» **Work request**
Should the listing contain images, exclude them; give the rest again exactly.

» **Information given**

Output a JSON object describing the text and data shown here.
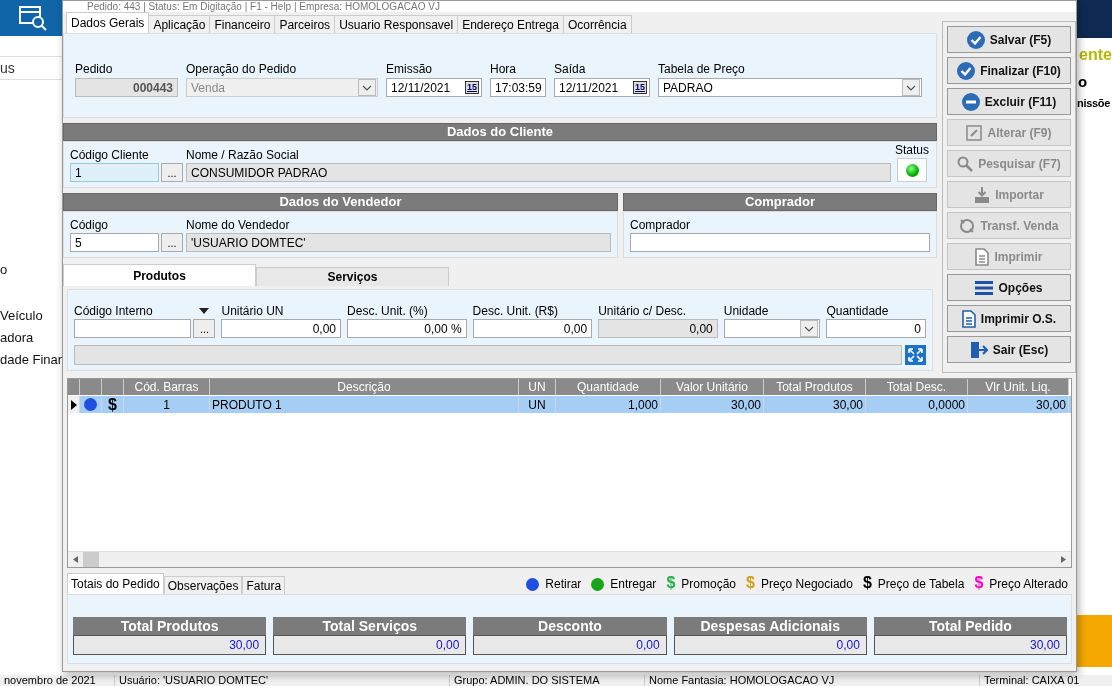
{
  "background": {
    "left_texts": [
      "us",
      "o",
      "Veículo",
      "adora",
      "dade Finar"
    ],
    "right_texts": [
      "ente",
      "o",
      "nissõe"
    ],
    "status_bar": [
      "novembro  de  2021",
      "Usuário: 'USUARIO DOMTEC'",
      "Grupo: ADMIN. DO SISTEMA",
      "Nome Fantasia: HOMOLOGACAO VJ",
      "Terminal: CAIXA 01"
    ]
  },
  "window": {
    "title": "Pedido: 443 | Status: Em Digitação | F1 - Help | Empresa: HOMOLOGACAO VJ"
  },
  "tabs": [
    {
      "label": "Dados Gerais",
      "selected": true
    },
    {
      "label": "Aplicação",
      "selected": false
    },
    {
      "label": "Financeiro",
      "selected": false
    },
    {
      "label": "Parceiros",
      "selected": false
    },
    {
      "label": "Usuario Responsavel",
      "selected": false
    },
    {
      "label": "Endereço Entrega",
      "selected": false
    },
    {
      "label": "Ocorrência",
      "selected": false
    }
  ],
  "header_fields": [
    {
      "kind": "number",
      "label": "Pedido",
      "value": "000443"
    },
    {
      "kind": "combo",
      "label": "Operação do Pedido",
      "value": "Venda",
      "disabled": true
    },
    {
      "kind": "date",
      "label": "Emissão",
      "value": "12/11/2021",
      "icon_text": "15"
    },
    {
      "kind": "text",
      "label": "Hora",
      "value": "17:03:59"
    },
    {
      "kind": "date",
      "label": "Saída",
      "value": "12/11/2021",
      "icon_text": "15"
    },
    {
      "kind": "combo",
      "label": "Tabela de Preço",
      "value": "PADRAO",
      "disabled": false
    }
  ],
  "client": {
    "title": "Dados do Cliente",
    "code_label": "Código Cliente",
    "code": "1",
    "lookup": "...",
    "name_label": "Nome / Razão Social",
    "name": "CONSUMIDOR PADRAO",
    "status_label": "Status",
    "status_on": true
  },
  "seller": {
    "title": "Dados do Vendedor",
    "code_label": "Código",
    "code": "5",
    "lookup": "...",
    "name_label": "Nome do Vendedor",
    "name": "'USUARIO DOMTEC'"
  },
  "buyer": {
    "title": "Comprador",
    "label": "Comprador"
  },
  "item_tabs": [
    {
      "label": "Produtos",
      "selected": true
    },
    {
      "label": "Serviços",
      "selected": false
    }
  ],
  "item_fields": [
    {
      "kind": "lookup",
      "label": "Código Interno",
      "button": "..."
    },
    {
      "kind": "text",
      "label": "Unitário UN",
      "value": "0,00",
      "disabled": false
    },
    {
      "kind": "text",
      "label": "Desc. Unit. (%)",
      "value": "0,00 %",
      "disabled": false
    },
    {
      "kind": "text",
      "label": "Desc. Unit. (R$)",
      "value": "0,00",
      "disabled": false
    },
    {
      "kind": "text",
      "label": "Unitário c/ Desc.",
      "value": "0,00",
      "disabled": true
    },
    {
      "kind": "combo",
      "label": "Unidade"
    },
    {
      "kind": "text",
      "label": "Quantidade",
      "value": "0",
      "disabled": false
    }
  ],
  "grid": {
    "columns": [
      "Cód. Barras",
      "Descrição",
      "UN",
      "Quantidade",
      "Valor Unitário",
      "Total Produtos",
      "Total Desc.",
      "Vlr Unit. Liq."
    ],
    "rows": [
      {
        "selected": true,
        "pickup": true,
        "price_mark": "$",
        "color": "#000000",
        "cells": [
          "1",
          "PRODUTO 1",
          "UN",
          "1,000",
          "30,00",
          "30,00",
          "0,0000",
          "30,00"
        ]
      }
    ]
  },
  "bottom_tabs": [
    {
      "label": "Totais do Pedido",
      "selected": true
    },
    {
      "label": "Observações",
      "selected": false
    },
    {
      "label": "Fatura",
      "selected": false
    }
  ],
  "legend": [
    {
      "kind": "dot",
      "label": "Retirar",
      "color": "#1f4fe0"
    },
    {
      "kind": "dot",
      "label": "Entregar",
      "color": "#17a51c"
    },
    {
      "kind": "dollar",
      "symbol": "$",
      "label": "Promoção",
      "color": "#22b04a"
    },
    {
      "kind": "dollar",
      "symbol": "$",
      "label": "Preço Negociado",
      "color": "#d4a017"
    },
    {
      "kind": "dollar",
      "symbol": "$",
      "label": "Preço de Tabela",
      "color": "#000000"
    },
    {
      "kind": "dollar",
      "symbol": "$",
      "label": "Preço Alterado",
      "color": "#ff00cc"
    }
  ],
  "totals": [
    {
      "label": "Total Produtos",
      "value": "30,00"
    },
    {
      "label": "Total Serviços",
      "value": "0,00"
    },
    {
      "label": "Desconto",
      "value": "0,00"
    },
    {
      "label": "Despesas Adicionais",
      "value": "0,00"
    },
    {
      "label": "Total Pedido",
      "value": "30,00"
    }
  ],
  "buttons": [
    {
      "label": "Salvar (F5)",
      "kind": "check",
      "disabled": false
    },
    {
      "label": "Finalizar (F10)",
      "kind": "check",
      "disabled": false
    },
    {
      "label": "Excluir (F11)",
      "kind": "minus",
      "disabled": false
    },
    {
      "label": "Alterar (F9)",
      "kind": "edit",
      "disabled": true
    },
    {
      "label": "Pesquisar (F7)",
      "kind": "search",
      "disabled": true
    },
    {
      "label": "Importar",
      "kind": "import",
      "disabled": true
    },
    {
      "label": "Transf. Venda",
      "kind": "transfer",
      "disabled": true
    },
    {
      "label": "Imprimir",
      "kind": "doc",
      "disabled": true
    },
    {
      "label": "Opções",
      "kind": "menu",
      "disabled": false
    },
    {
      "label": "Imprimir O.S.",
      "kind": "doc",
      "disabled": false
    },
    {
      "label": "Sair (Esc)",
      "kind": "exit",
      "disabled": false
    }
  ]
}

» **Written solution**
Output a JSON object describing the text and data shown here.
{
  "background": {
    "left_texts": [
      "us",
      "o",
      "Veículo",
      "adora",
      "dade Finar"
    ],
    "right_texts": [
      "ente",
      "o",
      "nissõe"
    ],
    "status_bar": [
      "novembro  de  2021",
      "Usuário: 'USUARIO DOMTEC'",
      "Grupo: ADMIN. DO SISTEMA",
      "Nome Fantasia: HOMOLOGACAO VJ",
      "Terminal: CAIXA 01"
    ]
  },
  "window": {
    "title": "Pedido: 443 | Status: Em Digitação | F1 - Help | Empresa: HOMOLOGACAO VJ"
  },
  "tabs": [
    {
      "label": "Dados Gerais",
      "selected": true
    },
    {
      "label": "Aplicação",
      "selected": false
    },
    {
      "label": "Financeiro",
      "selected": false
    },
    {
      "label": "Parceiros",
      "selected": false
    },
    {
      "label": "Usuario Responsavel",
      "selected": false
    },
    {
      "label": "Endereço Entrega",
      "selected": false
    },
    {
      "label": "Ocorrência",
      "selected": false
    }
  ],
  "header_fields": [
    {
      "kind": "number",
      "label": "Pedido",
      "value": "000443"
    },
    {
      "kind": "combo",
      "label": "Operação do Pedido",
      "value": "Venda",
      "disabled": true
    },
    {
      "kind": "date",
      "label": "Emissão",
      "value": "12/11/2021",
      "icon_text": "15"
    },
    {
      "kind": "text",
      "label": "Hora",
      "value": "17:03:59"
    },
    {
      "kind": "date",
      "label": "Saída",
      "value": "12/11/2021",
      "icon_text": "15"
    },
    {
      "kind": "combo",
      "label": "Tabela de Preço",
      "value": "PADRAO",
      "disabled": false
    }
  ],
  "client": {
    "title": "Dados do Cliente",
    "code_label": "Código Cliente",
    "code": "1",
    "lookup": "...",
    "name_label": "Nome / Razão Social",
    "name": "CONSUMIDOR PADRAO",
    "status_label": "Status",
    "status_on": true
  },
  "seller": {
    "title": "Dados do Vendedor",
    "code_label": "Código",
    "code": "5",
    "lookup": "...",
    "name_label": "Nome do Vendedor",
    "name": "'USUARIO DOMTEC'"
  },
  "buyer": {
    "title": "Comprador",
    "label": "Comprador"
  },
  "item_tabs": [
    {
      "label": "Produtos",
      "selected": true
    },
    {
      "label": "Serviços",
      "selected": false
    }
  ],
  "item_fields": [
    {
      "kind": "lookup",
      "label": "Código Interno",
      "button": "..."
    },
    {
      "kind": "text",
      "label": "Unitário UN",
      "value": "0,00",
      "disabled": false
    },
    {
      "kind": "text",
      "label": "Desc. Unit. (%)",
      "value": "0,00 %",
      "disabled": false
    },
    {
      "kind": "text",
      "label": "Desc. Unit. (R$)",
      "value": "0,00",
      "disabled": false
    },
    {
      "kind": "text",
      "label": "Unitário c/ Desc.",
      "value": "0,00",
      "disabled": true
    },
    {
      "kind": "combo",
      "label": "Unidade"
    },
    {
      "kind": "text",
      "label": "Quantidade",
      "value": "0",
      "disabled": false
    }
  ],
  "grid": {
    "columns": [
      "Cód. Barras",
      "Descrição",
      "UN",
      "Quantidade",
      "Valor Unitário",
      "Total Produtos",
      "Total Desc.",
      "Vlr Unit. Liq."
    ],
    "rows": [
      {
        "selected": true,
        "pickup": true,
        "price_mark": "$",
        "color": "#000000",
        "cells": [
          "1",
          "PRODUTO 1",
          "UN",
          "1,000",
          "30,00",
          "30,00",
          "0,0000",
          "30,00"
        ]
      }
    ]
  },
  "bottom_tabs": [
    {
      "label": "Totais do Pedido",
      "selected": true
    },
    {
      "label": "Observações",
      "selected": false
    },
    {
      "label": "Fatura",
      "selected": false
    }
  ],
  "legend": [
    {
      "kind": "dot",
      "label": "Retirar",
      "color": "#1f4fe0"
    },
    {
      "kind": "dot",
      "label": "Entregar",
      "color": "#17a51c"
    },
    {
      "kind": "dollar",
      "symbol": "$",
      "label": "Promoção",
      "color": "#22b04a"
    },
    {
      "kind": "dollar",
      "symbol": "$",
      "label": "Preço Negociado",
      "color": "#d4a017"
    },
    {
      "kind": "dollar",
      "symbol": "$",
      "label": "Preço de Tabela",
      "color": "#000000"
    },
    {
      "kind": "dollar",
      "symbol": "$",
      "label": "Preço Alterado",
      "color": "#ff00cc"
    }
  ],
  "totals": [
    {
      "label": "Total Produtos",
      "value": "30,00"
    },
    {
      "label": "Total Serviços",
      "value": "0,00"
    },
    {
      "label": "Desconto",
      "value": "0,00"
    },
    {
      "label": "Despesas Adicionais",
      "value": "0,00"
    },
    {
      "label": "Total Pedido",
      "value": "30,00"
    }
  ],
  "buttons": [
    {
      "label": "Salvar (F5)",
      "kind": "check",
      "disabled": false
    },
    {
      "label": "Finalizar (F10)",
      "kind": "check",
      "disabled": false
    },
    {
      "label": "Excluir (F11)",
      "kind": "minus",
      "disabled": false
    },
    {
      "label": "Alterar (F9)",
      "kind": "edit",
      "disabled": true
    },
    {
      "label": "Pesquisar (F7)",
      "kind": "search",
      "disabled": true
    },
    {
      "label": "Importar",
      "kind": "import",
      "disabled": true
    },
    {
      "label": "Transf. Venda",
      "kind": "transfer",
      "disabled": true
    },
    {
      "label": "Imprimir",
      "kind": "doc",
      "disabled": true
    },
    {
      "label": "Opções",
      "kind": "menu",
      "disabled": false
    },
    {
      "label": "Imprimir O.S.",
      "kind": "doc",
      "disabled": false
    },
    {
      "label": "Sair (Esc)",
      "kind": "exit",
      "disabled": false
    }
  ]
}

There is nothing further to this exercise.